Scrum process advantages

  • Adapt to the changes where customer requirements can be honored in the middle of the project development (that is in the next sprint cycle).
  • It helps in doing incremental product delivery.
  • It takes less time comparing with waterfall model.
  • It gives an early indication of the project status and can be stopped quickly or can be transformed to a different project.

Scrum process disadvantages

  • It can consume more resources because sprint cycles need to cover all dev/test/doc activities at the same time.
  • Typically, it is good for shorter projects with less complex projects (where fewer alternatives/architectures to be considered).
  • It demands high productivity and constant effort be done by the team and thereby stress or time pressure felt by the team.
  • Also, it will have more quick sync’ up meetings.

What is Agile process?
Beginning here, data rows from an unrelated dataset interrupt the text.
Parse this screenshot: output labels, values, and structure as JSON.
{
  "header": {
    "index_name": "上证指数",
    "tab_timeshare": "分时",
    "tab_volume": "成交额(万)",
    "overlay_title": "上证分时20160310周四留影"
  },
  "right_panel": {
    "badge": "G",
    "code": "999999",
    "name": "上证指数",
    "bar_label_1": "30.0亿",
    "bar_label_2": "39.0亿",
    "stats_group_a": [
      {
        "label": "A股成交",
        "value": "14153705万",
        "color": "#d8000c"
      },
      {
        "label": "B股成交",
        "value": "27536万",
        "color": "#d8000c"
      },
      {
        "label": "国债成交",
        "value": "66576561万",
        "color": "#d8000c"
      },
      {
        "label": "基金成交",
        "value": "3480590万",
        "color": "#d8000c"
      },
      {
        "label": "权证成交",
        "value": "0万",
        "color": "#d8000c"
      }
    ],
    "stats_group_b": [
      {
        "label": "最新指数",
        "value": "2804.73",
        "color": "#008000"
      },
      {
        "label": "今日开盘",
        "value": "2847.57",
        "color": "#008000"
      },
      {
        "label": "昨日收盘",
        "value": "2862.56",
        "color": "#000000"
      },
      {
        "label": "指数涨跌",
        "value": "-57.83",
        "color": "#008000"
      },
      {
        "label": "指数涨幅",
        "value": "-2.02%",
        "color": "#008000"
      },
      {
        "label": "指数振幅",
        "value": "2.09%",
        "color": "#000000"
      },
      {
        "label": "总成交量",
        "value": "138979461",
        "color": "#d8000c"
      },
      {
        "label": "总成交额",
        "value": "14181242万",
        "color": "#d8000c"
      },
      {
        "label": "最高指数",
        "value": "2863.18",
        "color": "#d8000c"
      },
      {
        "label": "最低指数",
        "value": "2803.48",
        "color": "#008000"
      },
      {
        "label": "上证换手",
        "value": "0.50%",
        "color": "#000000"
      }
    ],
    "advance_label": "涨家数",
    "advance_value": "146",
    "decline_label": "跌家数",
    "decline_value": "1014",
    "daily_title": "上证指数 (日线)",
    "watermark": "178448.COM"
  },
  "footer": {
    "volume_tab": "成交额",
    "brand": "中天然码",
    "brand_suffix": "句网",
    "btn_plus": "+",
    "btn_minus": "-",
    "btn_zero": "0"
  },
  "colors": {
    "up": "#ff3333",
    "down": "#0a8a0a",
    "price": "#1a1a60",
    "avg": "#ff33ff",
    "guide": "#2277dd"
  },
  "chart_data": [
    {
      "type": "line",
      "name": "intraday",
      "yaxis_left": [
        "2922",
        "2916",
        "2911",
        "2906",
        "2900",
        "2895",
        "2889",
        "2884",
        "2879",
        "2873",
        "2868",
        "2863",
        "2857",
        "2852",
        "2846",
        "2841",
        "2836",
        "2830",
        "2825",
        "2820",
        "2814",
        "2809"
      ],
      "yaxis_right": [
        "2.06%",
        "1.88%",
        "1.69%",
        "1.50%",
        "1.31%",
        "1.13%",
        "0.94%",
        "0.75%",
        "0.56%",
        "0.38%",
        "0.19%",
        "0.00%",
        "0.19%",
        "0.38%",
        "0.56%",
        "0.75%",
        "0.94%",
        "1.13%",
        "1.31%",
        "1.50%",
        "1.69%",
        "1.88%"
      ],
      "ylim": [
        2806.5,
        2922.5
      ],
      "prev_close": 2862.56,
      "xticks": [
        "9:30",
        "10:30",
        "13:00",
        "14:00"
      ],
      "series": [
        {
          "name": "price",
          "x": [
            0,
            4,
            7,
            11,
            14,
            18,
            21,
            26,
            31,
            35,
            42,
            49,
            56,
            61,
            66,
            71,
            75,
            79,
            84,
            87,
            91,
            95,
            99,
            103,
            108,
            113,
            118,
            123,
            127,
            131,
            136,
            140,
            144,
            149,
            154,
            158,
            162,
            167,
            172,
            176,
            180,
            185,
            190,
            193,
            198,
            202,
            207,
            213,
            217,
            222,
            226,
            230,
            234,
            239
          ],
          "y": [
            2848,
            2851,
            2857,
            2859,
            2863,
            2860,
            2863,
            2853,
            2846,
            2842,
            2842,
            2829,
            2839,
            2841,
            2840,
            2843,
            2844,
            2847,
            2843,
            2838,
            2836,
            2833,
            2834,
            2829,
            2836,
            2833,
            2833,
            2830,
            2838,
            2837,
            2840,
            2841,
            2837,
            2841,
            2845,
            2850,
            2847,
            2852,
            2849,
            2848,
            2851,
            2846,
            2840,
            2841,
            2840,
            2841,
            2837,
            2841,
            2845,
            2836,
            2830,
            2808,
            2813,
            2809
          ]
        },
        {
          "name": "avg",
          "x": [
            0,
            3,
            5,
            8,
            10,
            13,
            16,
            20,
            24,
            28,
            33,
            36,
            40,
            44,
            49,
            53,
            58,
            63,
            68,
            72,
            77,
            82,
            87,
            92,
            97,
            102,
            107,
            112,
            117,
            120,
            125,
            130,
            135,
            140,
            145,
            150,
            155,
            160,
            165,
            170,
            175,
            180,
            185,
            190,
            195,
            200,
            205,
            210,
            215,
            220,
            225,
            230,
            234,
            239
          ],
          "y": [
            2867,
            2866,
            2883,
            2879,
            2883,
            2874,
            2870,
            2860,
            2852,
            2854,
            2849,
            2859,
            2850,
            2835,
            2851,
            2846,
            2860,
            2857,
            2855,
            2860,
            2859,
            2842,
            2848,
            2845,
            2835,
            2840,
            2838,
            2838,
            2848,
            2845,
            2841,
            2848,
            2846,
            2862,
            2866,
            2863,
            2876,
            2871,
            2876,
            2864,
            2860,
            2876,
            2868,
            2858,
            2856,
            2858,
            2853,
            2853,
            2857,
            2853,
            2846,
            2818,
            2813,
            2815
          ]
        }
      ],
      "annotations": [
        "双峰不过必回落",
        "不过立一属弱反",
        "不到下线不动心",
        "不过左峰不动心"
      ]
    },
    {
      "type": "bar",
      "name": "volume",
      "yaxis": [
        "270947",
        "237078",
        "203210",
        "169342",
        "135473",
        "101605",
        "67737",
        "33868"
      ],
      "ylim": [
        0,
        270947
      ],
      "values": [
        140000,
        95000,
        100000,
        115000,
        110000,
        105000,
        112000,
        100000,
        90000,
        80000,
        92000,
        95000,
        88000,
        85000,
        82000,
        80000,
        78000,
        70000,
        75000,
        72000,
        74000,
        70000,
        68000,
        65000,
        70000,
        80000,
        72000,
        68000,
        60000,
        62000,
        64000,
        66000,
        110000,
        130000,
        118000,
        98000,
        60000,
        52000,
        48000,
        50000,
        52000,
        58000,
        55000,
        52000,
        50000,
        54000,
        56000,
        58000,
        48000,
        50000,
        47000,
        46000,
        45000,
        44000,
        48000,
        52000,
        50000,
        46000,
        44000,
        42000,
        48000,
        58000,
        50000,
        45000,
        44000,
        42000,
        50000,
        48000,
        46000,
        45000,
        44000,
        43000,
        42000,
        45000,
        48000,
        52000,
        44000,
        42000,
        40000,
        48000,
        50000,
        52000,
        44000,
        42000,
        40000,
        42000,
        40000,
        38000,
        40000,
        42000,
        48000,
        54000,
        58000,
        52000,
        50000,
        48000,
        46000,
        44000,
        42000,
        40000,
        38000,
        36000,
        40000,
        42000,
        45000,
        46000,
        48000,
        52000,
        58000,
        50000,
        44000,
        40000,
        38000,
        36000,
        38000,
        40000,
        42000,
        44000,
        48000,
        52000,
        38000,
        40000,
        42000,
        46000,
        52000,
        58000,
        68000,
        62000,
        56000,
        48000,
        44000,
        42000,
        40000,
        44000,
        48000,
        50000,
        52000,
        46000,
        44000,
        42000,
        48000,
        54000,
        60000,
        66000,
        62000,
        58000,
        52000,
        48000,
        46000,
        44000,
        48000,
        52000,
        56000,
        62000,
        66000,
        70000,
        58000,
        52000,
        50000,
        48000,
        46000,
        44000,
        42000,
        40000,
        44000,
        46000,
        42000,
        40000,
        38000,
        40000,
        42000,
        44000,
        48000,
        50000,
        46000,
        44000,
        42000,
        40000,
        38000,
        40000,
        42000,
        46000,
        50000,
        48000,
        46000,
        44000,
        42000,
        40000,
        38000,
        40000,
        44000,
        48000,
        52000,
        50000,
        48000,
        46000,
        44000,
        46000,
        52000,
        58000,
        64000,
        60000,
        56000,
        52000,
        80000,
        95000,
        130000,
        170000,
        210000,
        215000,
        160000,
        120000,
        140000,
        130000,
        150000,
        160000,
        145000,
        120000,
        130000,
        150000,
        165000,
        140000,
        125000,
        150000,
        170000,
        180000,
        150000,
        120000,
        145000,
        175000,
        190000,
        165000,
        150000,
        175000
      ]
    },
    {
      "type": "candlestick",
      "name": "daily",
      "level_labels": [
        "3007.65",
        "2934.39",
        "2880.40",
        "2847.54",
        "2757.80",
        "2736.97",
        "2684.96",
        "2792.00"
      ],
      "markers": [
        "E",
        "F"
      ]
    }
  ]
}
The Agile Scrum is an iterative process of developing software with the goal of getting incremental intermediate product delivery. In the agile scrum process, there will be a product backlog, Sprint backlog and short cycles of the development process(typically seven days length of a sprint with the goal of delivering product in 4-5 weeks) and release. Sprints are repeated until entire product backlog is completed. Every release is towards an improvement or finishing towards the end product. Customer requirements can be injected into product backlog and will be picked up by next sprint (through sprint backlog). There will be daily stand-up meetings of approx. 15 mins in length on the scrum sync’ up.